OK, so we already know waves can generate power. So if you’re going to be on the waves, why not use their power to propel you along? That’s the idea behind this innovative idea from famed “eco-adventurer” Kenichi Horie. Horie is famous for being the first person to sail solo across the Pacific in 1962. Now he’s planning to depart from Hawaii in March for Japan.
The boat is equipped with two special fins at the front which can move like a dolphin’s tail each time the boat rises or falls with the rhythm of the waves.
The theory is that a vertical motion can drive it forward at a speed of three knots.
No one has ever tried to travel only by the power of waves, Horie said, although several experimental wave-power boats have been built in the past.
“Throughout history, mankind has used wind for power, but no one has appeared to be serious about wave power,” Horie said. “I think I’m a lucky boy as this wave power system has remained virtually untouched.”

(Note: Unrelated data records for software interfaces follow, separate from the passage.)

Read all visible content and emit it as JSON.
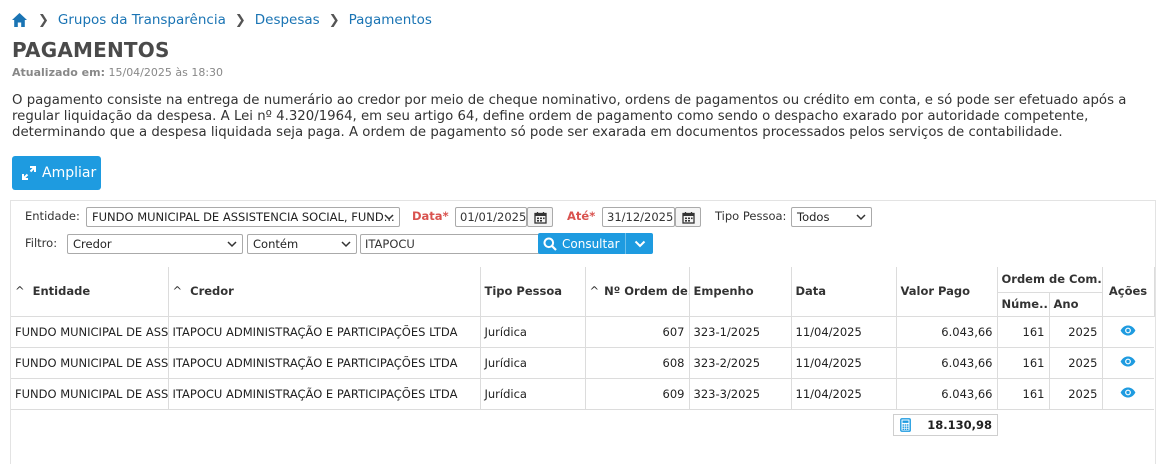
{
  "breadcrumb": {
    "home_icon": "home-icon",
    "items": [
      "Grupos da Transparência",
      "Despesas",
      "Pagamentos"
    ]
  },
  "page": {
    "title": "PAGAMENTOS",
    "updated_label": "Atualizado em:",
    "updated_value": "15/04/2025 às 18:30",
    "description": "O pagamento consiste na entrega de numerário ao credor por meio de cheque nominativo, ordens de pagamentos ou crédito em conta, e só pode ser efetuado após a regular liquidação da despesa. A Lei nº 4.320/1964, em seu artigo 64, define ordem de pagamento como sendo o despacho exarado por autoridade competente, determinando que a despesa liquidada seja paga. A ordem de pagamento só pode ser exarada em documentos processados pelos serviços de contabilidade."
  },
  "toolbar": {
    "expand_label": "Ampliar"
  },
  "filters": {
    "entidade_label": "Entidade:",
    "entidade_value": "FUNDO MUNICIPAL DE ASSISTENCIA SOCIAL, FUND...",
    "data_label": "Data*",
    "data_value": "01/01/2025",
    "ate_label": "Até*",
    "ate_value": "31/12/2025",
    "tipo_pessoa_label": "Tipo Pessoa:",
    "tipo_pessoa_value": "Todos",
    "filtro_label": "Filtro:",
    "filtro_field": "Credor",
    "filtro_operator": "Contém",
    "filtro_text": "ITAPOCU",
    "consultar_label": "Consultar"
  },
  "table": {
    "headers": {
      "entidade": "Entidade",
      "credor": "Credor",
      "tipo_pessoa": "Tipo Pessoa",
      "ordem": "Nº Ordem de...",
      "empenho": "Empenho",
      "data": "Data",
      "valor_pago": "Valor Pago",
      "ordem_compra": "Ordem de Com...",
      "numero": "Núme...",
      "ano": "Ano",
      "acoes": "Ações"
    },
    "rows": [
      {
        "entidade": "FUNDO MUNICIPAL DE ASSISTENCIA SOCIAL",
        "credor": "ITAPOCU ADMINISTRAÇÃO E PARTICIPAÇÕES LTDA",
        "tipo_pessoa": "Jurídica",
        "ordem": "607",
        "empenho": "323-1/2025",
        "data": "11/04/2025",
        "valor_pago": "6.043,66",
        "numero": "161",
        "ano": "2025"
      },
      {
        "entidade": "FUNDO MUNICIPAL DE ASSISTENCIA SOCIAL",
        "credor": "ITAPOCU ADMINISTRAÇÃO E PARTICIPAÇÕES LTDA",
        "tipo_pessoa": "Jurídica",
        "ordem": "608",
        "empenho": "323-2/2025",
        "data": "11/04/2025",
        "valor_pago": "6.043,66",
        "numero": "161",
        "ano": "2025"
      },
      {
        "entidade": "FUNDO MUNICIPAL DE ASSISTENCIA SOCIAL",
        "credor": "ITAPOCU ADMINISTRAÇÃO E PARTICIPAÇÕES LTDA",
        "tipo_pessoa": "Jurídica",
        "ordem": "609",
        "empenho": "323-3/2025",
        "data": "11/04/2025",
        "valor_pago": "6.043,66",
        "numero": "161",
        "ano": "2025"
      }
    ],
    "total_icon": "calculator-icon",
    "total": "18.130,98",
    "action_icon": "eye-icon"
  },
  "colors": {
    "accent": "#1e9be0",
    "link": "#1a74b4",
    "required": "#d9534f"
  }
}
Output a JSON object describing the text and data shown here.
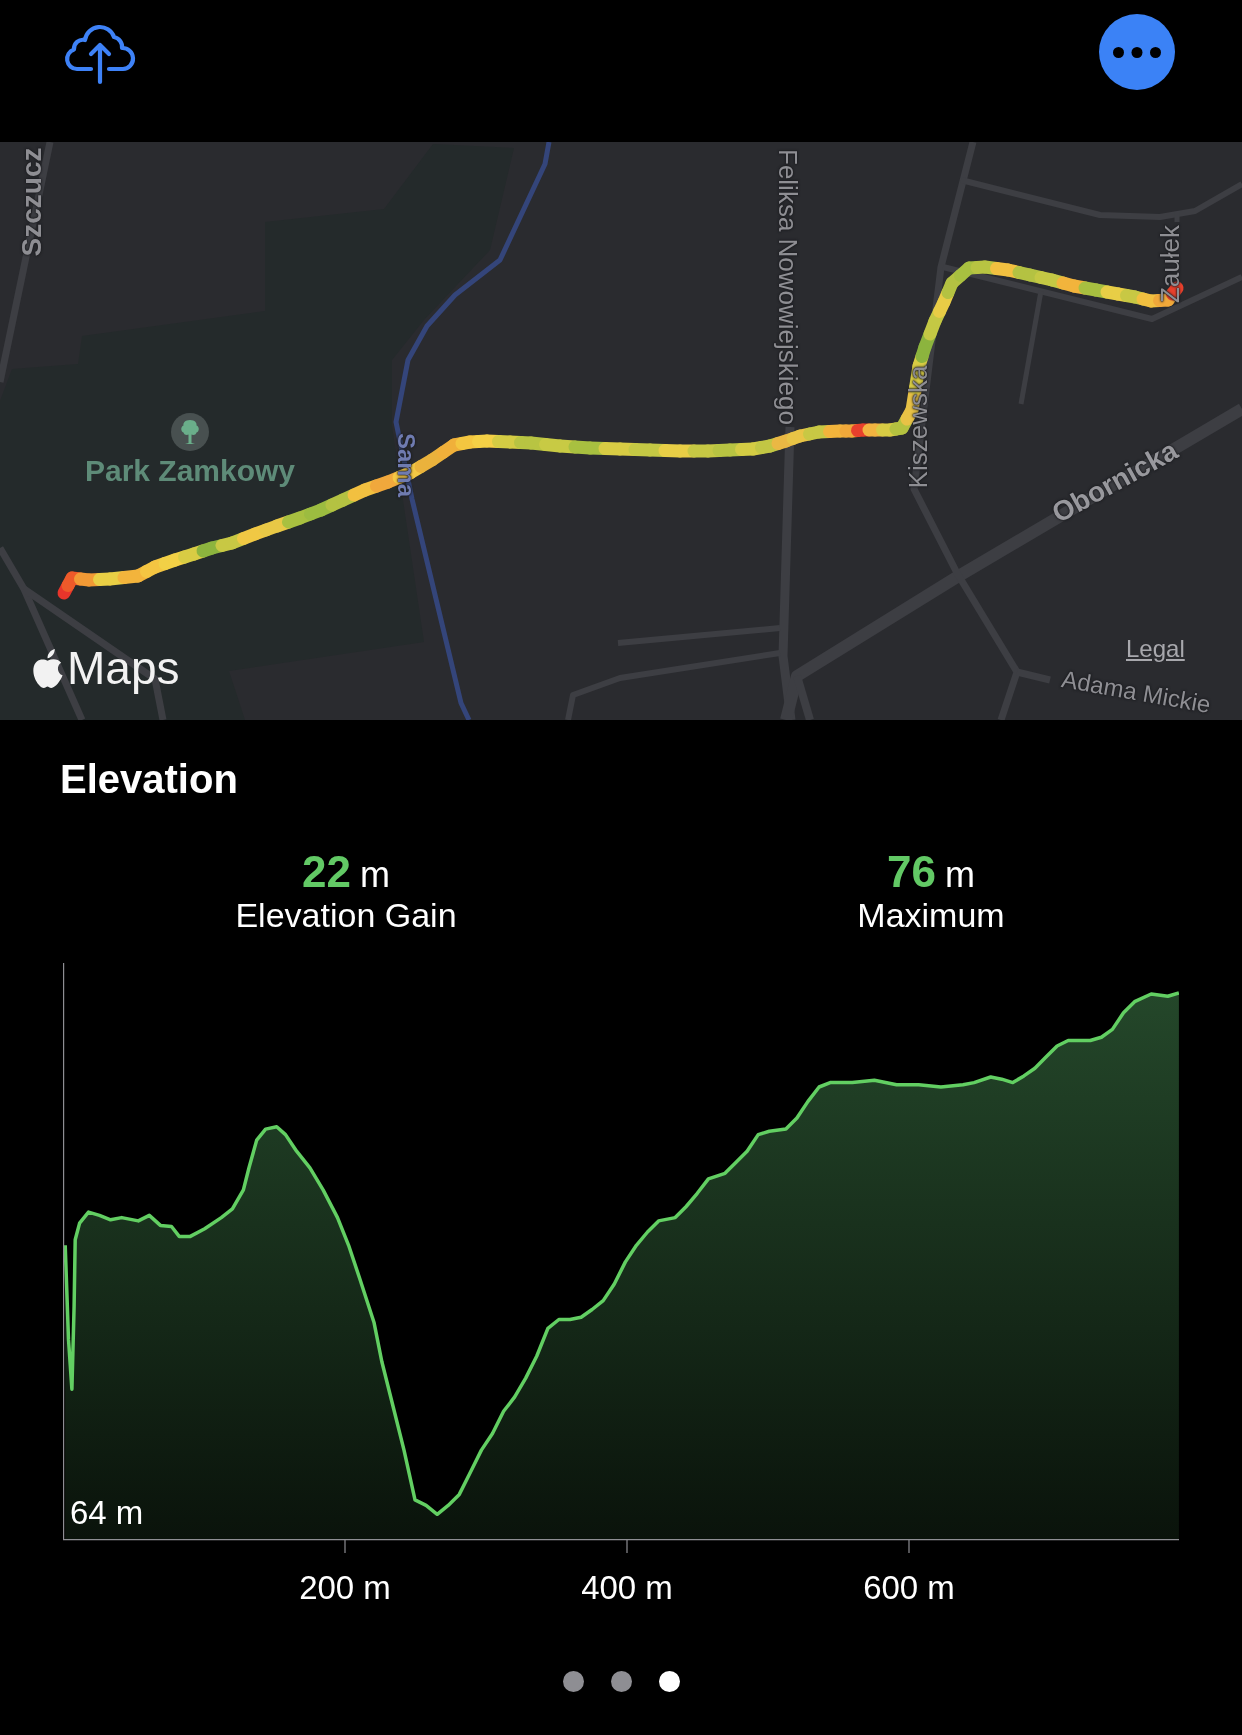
{
  "map": {
    "street_labels": [
      "Szczucz",
      "Feliksa Nowowiejskiego",
      "Kiszewska",
      "Zaułek",
      "Obornicka",
      "Adama Mickie"
    ],
    "river_label": "Sama",
    "park_label": "Park Zamkowy",
    "logo_text": "Maps",
    "legal_link": "Legal"
  },
  "elevation": {
    "title": "Elevation",
    "stats": [
      {
        "value": "22",
        "unit": "m",
        "label": "Elevation Gain"
      },
      {
        "value": "76",
        "unit": "m",
        "label": "Maximum"
      }
    ],
    "y_label": "64 m",
    "x_tick_labels": [
      "200 m",
      "400 m",
      "600 m"
    ]
  },
  "page_indicator": [
    {
      "selected": false
    },
    {
      "selected": false
    },
    {
      "selected": true
    }
  ]
}
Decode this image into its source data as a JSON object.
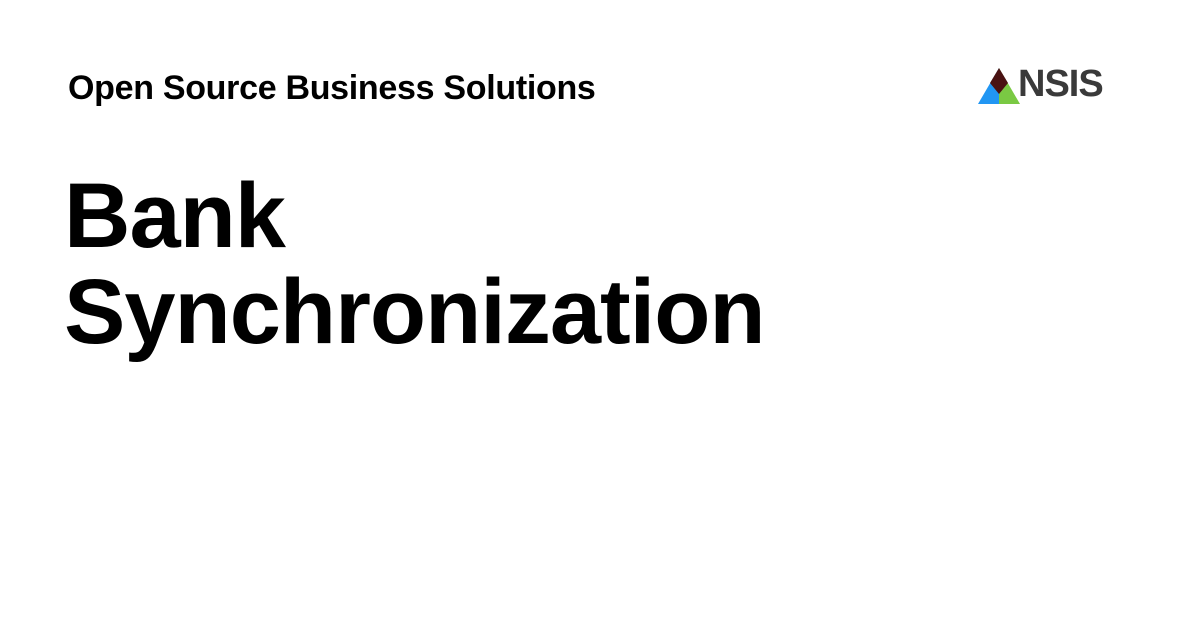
{
  "header": {
    "tagline": "Open Source Business Solutions",
    "logo_text": "NSIS",
    "logo_icon": "triangle-mark-icon"
  },
  "title": {
    "line1": "Bank",
    "line2": "Synchronization"
  },
  "colors": {
    "background": "#ffffff",
    "text": "#000000",
    "logo_text": "#3a3a3a",
    "logo_green": "#7ac943",
    "logo_blue": "#2196f3",
    "logo_dark": "#4a1212"
  }
}
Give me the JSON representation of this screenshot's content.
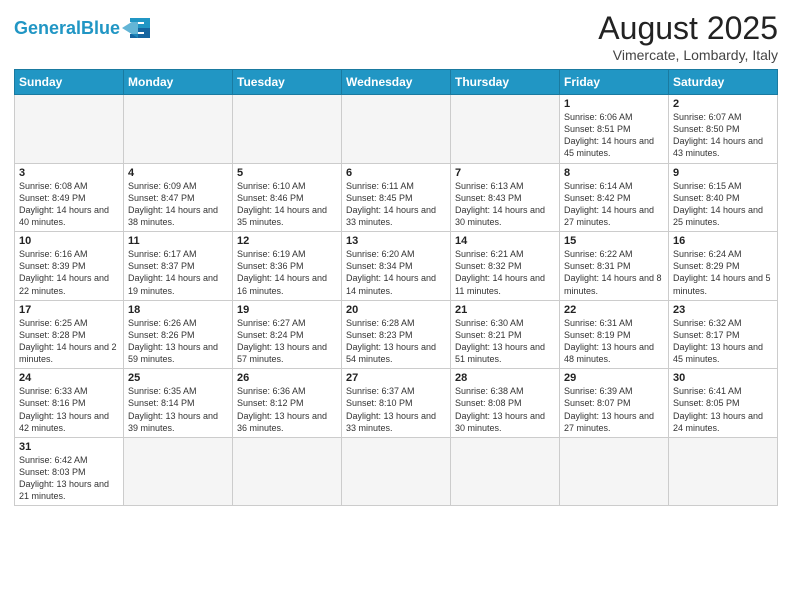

This will be one to watch. The potential of this seems quite extensive if it works. I could see it being used as a primary or secondary source of power for pleasure craft or even as a booster for larger ships. If I’m able to find any video of this beast in action, I’ll be sure to post it here. Should be interesting.
I guess if you’re not testing, you’re not learning. And if you don’t run into challenges, you’re not trying hard enough.
Case in point: The wave power experiment here in Washington State I wrote about recently has sunk. According to the Associated Press, the buoy began taking on water and sunk before it could be rescued. The company isn’t discouraged, however, and vows to keep testing and take the improvements foward to the next version.
Never give up, guys!
The ocean covers 3/4 of the planet and is always in motion. Plus two sides of our country have long stretches of oceanfront area. For that reason, developing power from the ocean is a growing area for potential power development.
And another interesting development via EcoGeek. This innovation from Swell Fuel, uses a pivoting action as it floats on the waves to generate kilowatts. We’ll see if it takes off, but even if it doesn’t it’s great to see this creative thinking and people willing to put their time and effort into trying something like this.
And one more concept on video. This is the Wave Dragon energy converter seen here in Denmark.
Â According to the Associated Press, two buoys associated with a wave energy system are being deployed this weekend in Oregon.
The Finavera systems work by converting the natural rising and falling action of the waves into electrical power.
The Finavera buoys, which are 70 feet tall and weigh 70,000 pounds apiece, use the vertical power of rising and falling waves to drive sea water through an onboard turbine, which generates electricity. Clusters of the buoys would be linked to electrical cables on the sea floor, which in turn would plug into the onshore power grid.
The sheer size of the Aquabuoys prevents them from impeding such marine creatures as gray whales, said Bak.
“We have done a number of environmental studies specifically on that,” he said. “We have found that these populations will migrate around them.” As a precaution, he said, “we need to site the arrays so that we are not interfering” with fishermen.
Finavera CEO Jason Bak says if licensing can be accelerated, the first deployed in Washington State as a demonstration project:
“We hope that the device will be tweaked in 2008, and installed in 2009,” he said of Aquabuoy 2. “The first commercial arrays, or at least the first phase of projects, would be deployed in 2011 or 2012″ in the Makah Bay in Washington, where Finavera already has conducted tests on the environmental impact of such devices.
This isÂ going toÂ bear some closeÂ watching.